[INSTRUCTIONS FOR THE TASK]: Gather every line from the entries below that includes "typical".

─── EXCERPTED DATA

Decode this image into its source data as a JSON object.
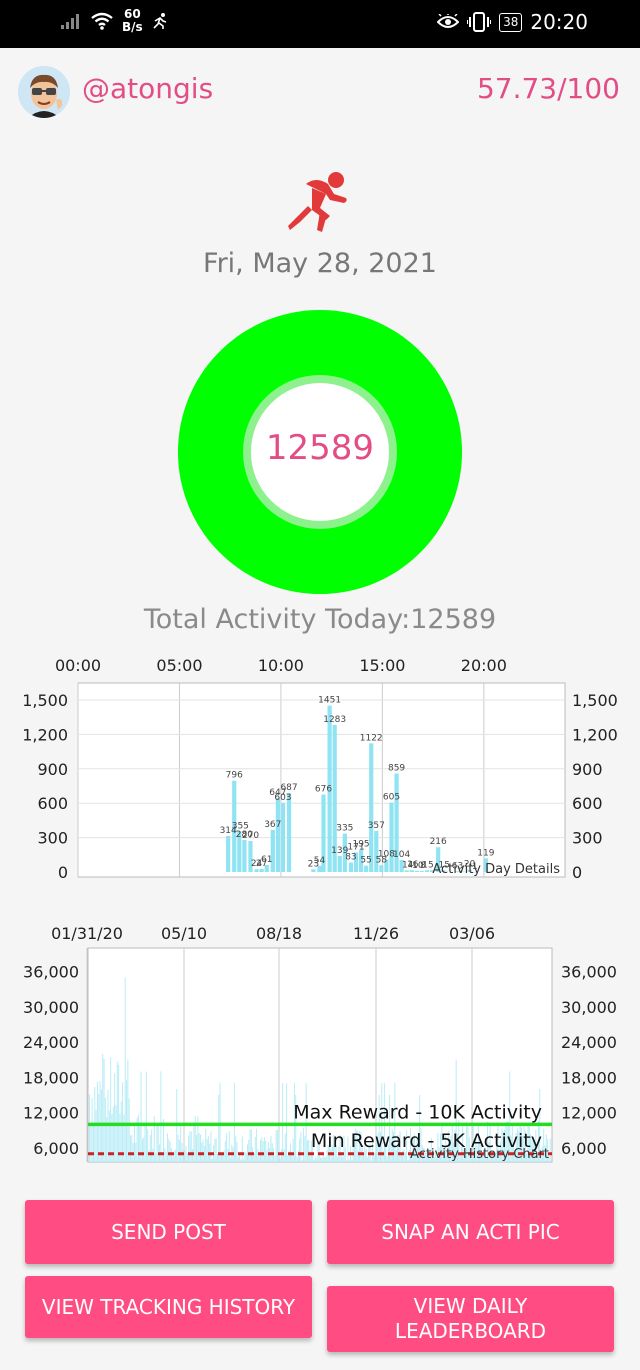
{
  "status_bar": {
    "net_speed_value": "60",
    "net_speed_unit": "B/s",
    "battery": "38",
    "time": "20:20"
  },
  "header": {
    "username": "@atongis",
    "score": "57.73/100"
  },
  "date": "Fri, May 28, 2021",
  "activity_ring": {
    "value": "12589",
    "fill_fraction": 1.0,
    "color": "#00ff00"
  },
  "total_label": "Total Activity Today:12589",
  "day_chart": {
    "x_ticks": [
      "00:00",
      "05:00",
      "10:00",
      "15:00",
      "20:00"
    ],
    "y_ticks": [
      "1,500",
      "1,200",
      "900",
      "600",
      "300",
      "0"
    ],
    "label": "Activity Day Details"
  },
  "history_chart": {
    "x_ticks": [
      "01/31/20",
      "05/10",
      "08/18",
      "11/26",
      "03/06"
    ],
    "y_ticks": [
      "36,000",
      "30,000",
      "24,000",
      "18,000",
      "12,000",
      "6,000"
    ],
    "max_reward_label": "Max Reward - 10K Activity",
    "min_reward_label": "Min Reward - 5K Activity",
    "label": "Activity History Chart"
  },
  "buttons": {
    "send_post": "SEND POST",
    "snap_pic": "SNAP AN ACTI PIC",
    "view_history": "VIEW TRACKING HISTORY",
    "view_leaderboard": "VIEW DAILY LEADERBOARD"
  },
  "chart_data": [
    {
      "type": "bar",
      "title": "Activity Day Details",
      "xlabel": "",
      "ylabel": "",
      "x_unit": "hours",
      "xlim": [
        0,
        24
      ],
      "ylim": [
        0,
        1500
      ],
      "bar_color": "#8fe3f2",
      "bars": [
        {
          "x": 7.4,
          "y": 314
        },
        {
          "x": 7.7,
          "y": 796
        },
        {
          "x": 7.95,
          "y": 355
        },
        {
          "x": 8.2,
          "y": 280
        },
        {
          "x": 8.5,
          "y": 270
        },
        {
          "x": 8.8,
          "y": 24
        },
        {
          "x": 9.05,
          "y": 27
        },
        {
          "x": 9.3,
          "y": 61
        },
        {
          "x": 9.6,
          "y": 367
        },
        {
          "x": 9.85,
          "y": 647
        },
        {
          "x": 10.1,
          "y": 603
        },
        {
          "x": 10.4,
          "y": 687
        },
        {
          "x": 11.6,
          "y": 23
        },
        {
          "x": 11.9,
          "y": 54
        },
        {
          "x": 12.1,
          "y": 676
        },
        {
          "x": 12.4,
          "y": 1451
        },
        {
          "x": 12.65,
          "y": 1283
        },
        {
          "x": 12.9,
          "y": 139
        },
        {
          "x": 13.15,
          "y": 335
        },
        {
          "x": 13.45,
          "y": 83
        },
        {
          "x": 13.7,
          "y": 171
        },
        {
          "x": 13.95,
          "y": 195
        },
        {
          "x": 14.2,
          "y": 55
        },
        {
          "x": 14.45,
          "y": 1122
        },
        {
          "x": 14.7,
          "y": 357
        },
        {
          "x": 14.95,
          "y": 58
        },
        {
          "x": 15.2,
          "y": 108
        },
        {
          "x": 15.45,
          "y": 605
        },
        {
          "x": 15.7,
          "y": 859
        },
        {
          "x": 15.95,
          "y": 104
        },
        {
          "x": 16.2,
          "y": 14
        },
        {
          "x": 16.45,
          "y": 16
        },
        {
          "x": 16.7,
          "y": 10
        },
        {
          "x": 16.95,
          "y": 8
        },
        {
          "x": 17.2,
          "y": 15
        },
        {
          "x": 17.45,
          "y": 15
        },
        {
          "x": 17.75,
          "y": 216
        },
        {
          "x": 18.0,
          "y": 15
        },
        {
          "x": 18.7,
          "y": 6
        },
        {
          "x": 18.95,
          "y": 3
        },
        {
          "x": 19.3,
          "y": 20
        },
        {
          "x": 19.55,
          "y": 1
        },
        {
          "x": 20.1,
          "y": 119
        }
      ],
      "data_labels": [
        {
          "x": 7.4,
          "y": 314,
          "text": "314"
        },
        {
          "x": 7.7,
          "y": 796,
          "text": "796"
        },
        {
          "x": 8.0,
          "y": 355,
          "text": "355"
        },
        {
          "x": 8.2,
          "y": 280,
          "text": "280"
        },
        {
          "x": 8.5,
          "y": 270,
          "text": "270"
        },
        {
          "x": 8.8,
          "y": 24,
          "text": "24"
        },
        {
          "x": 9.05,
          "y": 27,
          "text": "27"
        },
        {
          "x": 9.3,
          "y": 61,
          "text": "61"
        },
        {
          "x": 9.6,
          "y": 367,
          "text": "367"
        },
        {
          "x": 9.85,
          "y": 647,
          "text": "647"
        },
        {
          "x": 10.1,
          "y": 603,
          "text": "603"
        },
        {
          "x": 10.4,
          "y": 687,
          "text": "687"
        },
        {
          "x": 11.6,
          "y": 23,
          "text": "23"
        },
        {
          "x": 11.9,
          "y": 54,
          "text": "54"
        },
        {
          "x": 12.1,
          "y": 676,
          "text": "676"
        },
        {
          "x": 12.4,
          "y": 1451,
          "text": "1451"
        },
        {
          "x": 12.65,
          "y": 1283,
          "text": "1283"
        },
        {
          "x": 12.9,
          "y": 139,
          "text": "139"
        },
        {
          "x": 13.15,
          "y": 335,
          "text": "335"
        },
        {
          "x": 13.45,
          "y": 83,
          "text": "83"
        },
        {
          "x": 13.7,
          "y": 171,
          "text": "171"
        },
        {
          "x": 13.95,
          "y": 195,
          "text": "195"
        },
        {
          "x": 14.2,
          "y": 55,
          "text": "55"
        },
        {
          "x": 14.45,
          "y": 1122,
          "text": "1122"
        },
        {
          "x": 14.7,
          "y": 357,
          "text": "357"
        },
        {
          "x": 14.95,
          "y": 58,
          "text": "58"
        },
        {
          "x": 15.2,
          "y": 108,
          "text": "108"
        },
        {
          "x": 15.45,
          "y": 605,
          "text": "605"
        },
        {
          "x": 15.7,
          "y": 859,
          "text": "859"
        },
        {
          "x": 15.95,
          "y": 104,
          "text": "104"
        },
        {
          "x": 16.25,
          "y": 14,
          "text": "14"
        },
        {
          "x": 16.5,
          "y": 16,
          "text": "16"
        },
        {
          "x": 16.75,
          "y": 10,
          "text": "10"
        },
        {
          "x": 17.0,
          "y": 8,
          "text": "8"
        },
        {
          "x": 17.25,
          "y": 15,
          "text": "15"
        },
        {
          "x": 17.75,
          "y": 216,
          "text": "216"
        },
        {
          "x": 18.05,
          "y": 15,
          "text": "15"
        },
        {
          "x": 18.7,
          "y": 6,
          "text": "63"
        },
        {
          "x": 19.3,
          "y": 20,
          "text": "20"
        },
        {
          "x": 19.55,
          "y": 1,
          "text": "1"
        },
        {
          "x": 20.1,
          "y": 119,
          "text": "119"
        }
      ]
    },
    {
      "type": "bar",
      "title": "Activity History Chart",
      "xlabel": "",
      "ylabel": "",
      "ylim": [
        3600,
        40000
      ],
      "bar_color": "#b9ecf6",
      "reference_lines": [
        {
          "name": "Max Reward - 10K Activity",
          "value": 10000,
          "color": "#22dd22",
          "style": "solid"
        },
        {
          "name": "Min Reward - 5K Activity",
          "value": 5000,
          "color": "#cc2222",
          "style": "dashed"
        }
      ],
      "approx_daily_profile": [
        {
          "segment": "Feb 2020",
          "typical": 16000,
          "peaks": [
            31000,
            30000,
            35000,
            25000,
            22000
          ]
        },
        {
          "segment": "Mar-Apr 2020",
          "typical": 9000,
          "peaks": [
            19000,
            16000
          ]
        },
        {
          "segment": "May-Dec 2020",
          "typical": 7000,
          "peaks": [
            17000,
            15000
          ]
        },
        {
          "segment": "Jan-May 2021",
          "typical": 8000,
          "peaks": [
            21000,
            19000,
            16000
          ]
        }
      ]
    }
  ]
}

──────
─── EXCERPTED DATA

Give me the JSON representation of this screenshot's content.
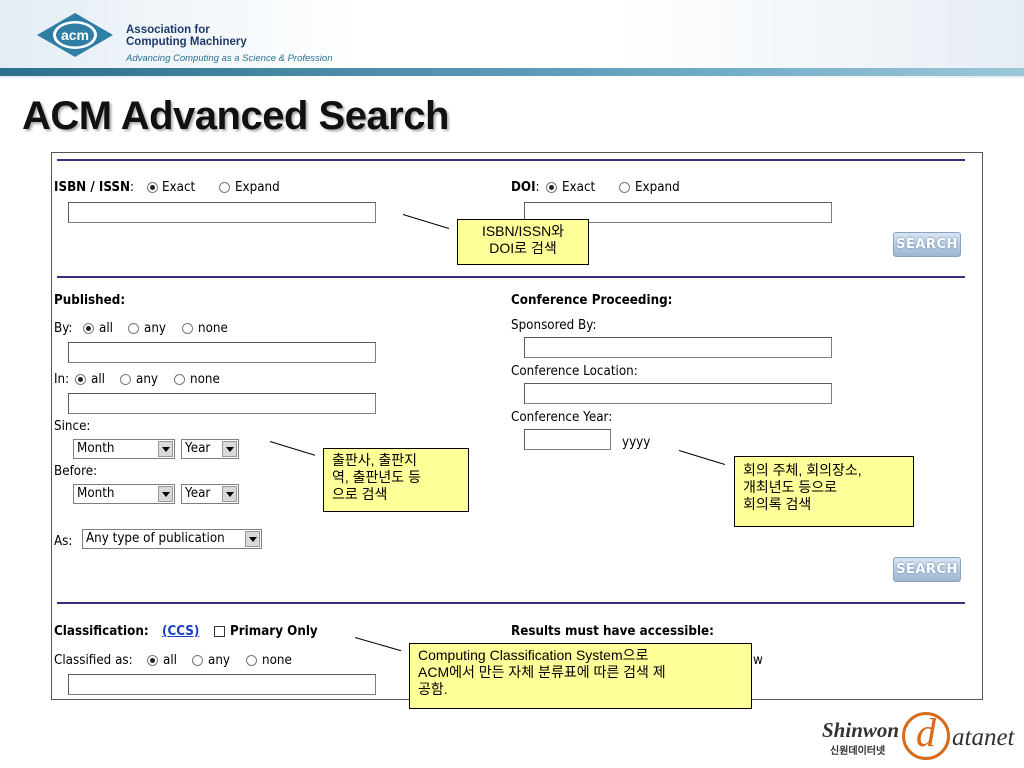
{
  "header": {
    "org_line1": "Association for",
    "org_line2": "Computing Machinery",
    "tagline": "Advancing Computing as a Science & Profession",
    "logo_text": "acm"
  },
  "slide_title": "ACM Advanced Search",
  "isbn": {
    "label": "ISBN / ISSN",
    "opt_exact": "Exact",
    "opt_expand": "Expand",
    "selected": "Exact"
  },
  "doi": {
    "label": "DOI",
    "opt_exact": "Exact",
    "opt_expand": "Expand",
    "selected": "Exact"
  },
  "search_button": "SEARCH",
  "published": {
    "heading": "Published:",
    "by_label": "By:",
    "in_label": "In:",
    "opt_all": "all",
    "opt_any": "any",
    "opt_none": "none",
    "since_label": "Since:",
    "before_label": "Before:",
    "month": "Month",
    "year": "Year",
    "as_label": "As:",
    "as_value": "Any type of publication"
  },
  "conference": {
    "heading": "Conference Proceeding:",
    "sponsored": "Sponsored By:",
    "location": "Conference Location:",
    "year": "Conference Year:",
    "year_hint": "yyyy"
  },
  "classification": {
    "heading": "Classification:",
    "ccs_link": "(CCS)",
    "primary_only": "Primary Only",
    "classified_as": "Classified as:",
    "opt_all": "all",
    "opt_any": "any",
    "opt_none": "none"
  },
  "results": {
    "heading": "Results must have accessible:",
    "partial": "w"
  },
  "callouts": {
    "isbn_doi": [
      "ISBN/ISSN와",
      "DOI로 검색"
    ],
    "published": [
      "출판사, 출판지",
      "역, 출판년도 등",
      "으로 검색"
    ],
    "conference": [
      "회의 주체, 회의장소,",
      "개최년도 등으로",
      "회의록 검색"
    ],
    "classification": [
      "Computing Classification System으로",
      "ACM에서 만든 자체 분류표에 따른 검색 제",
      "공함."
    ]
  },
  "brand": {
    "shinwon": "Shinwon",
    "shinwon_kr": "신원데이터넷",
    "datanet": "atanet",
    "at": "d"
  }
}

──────

[RESPONSE AREA]:
          "typical": 16000,
          "typical": 9000,
          "typical": 7000,
          "typical": 8000,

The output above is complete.